**TASK TO CARRY OUT**: Look through the entries below for the string "comment", and copy each line where it is found.

--- START ---

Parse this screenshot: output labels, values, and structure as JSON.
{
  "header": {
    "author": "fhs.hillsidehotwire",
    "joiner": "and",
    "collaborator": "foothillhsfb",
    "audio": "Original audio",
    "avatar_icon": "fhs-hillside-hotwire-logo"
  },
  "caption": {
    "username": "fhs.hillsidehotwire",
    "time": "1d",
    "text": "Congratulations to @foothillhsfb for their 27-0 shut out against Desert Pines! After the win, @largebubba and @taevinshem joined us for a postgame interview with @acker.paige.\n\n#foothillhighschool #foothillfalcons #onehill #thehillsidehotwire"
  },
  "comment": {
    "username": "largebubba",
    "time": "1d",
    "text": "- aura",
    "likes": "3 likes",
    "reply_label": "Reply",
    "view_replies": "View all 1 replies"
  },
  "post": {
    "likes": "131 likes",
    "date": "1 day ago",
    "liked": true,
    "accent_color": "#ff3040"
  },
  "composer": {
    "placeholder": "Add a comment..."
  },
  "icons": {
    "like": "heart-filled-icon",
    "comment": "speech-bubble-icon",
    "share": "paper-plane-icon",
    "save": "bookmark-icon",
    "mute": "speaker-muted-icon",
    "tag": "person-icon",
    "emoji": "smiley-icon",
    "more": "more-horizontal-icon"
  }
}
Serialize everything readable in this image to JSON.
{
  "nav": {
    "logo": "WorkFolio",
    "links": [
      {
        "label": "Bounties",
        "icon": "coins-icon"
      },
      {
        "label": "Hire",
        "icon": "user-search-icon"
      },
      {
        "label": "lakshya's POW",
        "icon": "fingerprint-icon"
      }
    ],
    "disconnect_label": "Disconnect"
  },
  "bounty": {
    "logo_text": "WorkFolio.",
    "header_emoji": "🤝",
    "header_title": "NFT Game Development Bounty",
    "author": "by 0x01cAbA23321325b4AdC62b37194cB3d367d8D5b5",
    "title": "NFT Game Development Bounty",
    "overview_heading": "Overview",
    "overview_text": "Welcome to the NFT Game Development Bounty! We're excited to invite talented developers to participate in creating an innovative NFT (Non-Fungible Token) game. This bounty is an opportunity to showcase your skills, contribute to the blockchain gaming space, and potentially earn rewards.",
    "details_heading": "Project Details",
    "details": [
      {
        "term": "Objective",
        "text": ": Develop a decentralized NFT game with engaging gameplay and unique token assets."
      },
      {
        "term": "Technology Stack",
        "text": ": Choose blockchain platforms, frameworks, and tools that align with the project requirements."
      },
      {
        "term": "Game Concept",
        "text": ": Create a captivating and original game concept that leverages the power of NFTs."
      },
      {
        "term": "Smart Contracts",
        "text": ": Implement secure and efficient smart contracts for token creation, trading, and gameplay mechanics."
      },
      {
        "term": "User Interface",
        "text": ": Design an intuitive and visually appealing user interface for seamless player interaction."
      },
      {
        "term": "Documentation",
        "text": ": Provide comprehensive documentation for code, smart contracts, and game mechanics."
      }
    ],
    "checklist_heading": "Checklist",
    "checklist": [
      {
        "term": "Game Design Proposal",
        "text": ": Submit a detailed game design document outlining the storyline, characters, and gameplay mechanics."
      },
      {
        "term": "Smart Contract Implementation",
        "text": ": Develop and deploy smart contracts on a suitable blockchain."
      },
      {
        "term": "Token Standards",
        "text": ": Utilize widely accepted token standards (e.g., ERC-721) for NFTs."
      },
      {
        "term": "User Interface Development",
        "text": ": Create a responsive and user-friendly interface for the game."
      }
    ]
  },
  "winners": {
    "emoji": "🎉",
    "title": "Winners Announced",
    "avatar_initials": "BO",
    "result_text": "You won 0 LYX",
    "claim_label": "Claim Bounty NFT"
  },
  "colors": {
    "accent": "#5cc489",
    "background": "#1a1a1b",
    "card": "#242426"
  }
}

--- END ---

**THE COMPLETED TASK**:
  "comment": {
    "placeholder": "Add a comment..."
    "comment": "speech-bubble-icon",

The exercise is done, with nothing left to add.